Next stop, Cop City? What’s happening with the controversial plan for a new police and fire training center in DeKalb
On September 8, Atlanta City Council voted 10 to 4 in favor of a proposal to build a training center for police and firefighters on 85 acres of land in south DeKalb County. The vote came amid fierce controversy and followed 17 hours of public comment. Here's why many groups are opposed to the plan, and what could happen next.
“No matter what you put there, it will always be a landmark.”
For decades, local development authorities and state economic officials have handed out hundreds of millions of dollars to help build high-rises, subsidize warehouses, and woo out-of-state businesses. Why should private companies and well-financed property developers get a cut of public funds?
If you’ve been to the Westside recently, you likely noticed the L-shaped building rising at the corner of 14th Street and Howell Mill Road. Here are the tenants you'll find coming soon to the Interlock, including mini golf, ice cream, tacos, a rooftop bar, and more.
Yet in a city famed for diversity, his business, Xmetrical, is a Black-owned anomaly.
A year into the pandemic, metro Atlanta’s real-estate and development industry is damaged, uneven, relatively strong, and absolutely killing it
Atlanta’s disparate Covid-19 recovery is a juxtaposition of post-lockdown winners and losers in a city known for both civil rights and glaring economic disparity.

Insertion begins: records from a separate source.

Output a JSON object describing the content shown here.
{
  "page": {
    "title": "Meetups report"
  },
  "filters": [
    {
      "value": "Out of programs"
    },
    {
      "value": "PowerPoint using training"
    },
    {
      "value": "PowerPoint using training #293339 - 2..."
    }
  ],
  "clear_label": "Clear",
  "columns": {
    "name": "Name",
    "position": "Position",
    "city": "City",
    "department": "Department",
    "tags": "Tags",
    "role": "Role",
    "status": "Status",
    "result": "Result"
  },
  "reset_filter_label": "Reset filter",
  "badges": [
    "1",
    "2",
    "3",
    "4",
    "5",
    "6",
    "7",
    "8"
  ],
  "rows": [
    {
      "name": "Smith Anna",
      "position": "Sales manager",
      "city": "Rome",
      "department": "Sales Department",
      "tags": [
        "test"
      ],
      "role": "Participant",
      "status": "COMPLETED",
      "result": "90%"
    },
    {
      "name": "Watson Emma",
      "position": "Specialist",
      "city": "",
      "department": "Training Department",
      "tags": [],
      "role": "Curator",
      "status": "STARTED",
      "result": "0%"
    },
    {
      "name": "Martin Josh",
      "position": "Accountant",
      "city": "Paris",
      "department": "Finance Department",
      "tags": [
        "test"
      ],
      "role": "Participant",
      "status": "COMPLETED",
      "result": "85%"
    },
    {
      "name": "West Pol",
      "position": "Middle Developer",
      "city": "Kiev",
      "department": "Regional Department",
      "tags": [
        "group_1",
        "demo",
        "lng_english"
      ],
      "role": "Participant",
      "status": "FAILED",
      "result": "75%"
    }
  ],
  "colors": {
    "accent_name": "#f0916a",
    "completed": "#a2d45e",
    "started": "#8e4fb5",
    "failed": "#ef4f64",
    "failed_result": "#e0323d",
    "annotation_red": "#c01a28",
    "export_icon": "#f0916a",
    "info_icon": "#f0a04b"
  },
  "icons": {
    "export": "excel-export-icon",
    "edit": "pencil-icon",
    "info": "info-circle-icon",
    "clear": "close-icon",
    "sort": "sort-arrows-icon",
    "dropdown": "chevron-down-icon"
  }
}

Long before Covid-19 clamped down upon so many Atlantans’ livelihoods, skyrocketing housing costs and other ills of gentrification were forcing city dwellers—especially younger ones—to get creative when it came to living arrangements. That trend has only accelerated since the pandemic.